No. 796



The late Grayson Kirk (1903-1997), former president of Columbia University, once said, “Education is to develop the personality of the individual and the significance of his life to himself and to others.” In light of this quote by Grayson Kirk, my question to you is simple this: What happens when a person does not get an education?
I have a real burden to share with you today, and while it may or may not touch your life, the ramifications of my burden are far reaching. A while back I read a true story that happened in a public school in the eastern part of our state. A young man was sitting in a cafeteria having lunch when two other young men approached him, one from either side. They attacked him, resulting in injuries so severe that he had to be taken to the hospital.
The attackers later reported that they had words with the young man outside of school, and the only way they could get to him was at school. The victim later stated that the boys had been picking on him and his younger brother for a while and they claimed to be members of a gang. To make a long story short, the boys who carried out the attack were suspended from school and arrested on battery charges. Now, the article did not say if this school has an “alternative” school or not -- I can only hope they do because students kicked out of school prior to graduation have little hope of achieving any measure of personal success. While “alternative” schools are expensive, in the long run the costs to society are much greater.
The true story I have just described is just the tip of the iceberg of what takes place in schools all across our nation every day. In many cases, the consequences are fatal, because many students are killing each other. The question that keeps coming to my mind over and over again is, how can we reach them?
Kicking a student out of school in most cases solves the school’s problem. at least in the short term, but the long-term costs for society are often much greater. We know the problem and, in most cases, we know what causes it. All we have to do is study the student’s home environment for it to become readily apparent why aggressive and violent students act as they do.
I am well aware there are professional people in schools all across our country, as well as in our criminal justice system, who work on this problem every day and know a lot more than I do. My attitude is certainly not to try to upstage any of them, but as I thought more about this situation, I just wondered if it would be helpful if school officials could interview willing inmates in prison about their life. They could ask the inmates if they would change anything in life, given the chance to do it over. I just believe there are many inmates who would be happy to do this if they thought they could keep some of these kids in school and from being in prison where they are. These interviews could be filmed and shown to students who get in serious trouble to help them see where their actions are taking them, if not redirected.
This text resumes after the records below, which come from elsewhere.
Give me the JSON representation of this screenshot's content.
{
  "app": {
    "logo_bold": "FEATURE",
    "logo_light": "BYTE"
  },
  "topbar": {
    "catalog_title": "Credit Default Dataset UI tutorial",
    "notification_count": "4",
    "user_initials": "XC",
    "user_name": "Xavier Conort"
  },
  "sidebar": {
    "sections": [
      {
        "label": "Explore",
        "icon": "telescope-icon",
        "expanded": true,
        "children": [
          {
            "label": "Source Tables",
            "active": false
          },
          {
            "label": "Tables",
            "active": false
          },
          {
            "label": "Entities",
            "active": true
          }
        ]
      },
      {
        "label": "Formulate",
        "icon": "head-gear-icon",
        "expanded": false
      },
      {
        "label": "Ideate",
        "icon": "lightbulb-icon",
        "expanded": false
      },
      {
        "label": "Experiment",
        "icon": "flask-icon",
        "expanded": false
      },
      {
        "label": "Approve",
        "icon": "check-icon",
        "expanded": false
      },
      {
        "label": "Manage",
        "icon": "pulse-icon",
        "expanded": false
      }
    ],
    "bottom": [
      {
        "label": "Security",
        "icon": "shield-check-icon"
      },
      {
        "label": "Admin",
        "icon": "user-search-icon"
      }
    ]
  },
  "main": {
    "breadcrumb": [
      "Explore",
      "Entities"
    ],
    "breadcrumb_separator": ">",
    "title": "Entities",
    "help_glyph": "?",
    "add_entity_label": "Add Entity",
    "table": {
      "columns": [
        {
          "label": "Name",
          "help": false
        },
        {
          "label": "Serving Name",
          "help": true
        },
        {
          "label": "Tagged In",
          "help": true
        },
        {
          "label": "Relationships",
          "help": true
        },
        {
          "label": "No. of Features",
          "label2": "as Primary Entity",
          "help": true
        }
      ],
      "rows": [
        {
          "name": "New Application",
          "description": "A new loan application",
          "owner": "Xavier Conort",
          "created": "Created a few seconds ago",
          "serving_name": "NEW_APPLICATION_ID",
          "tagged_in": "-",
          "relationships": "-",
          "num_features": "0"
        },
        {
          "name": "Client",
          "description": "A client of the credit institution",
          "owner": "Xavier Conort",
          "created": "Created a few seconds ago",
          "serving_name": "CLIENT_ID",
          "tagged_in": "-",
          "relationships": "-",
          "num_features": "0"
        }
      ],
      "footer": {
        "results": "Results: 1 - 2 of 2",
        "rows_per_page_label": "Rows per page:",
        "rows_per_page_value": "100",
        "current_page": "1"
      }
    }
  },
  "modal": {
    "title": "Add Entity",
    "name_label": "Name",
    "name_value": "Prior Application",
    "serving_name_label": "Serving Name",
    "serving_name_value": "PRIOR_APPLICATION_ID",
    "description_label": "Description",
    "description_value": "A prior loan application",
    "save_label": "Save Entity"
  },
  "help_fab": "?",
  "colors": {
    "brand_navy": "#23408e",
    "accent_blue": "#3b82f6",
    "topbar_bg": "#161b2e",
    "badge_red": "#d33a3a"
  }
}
In far too many cases, students never think about the consequences of their actions, especially if they are not taught when they are younger. I would encourage every person who reads this column to think about this question as it relates to our society and people you know who are heading in the wrong direction: How can we reach them?
(EDITOR'S NOTE: Jim Davidson is a public speaker and syndicated columnist. You may contact him at 2 Bentley Drive, Conway, AR 72034. To begin a bookcase literacy project visit You won’t go wrong helping a needy child.)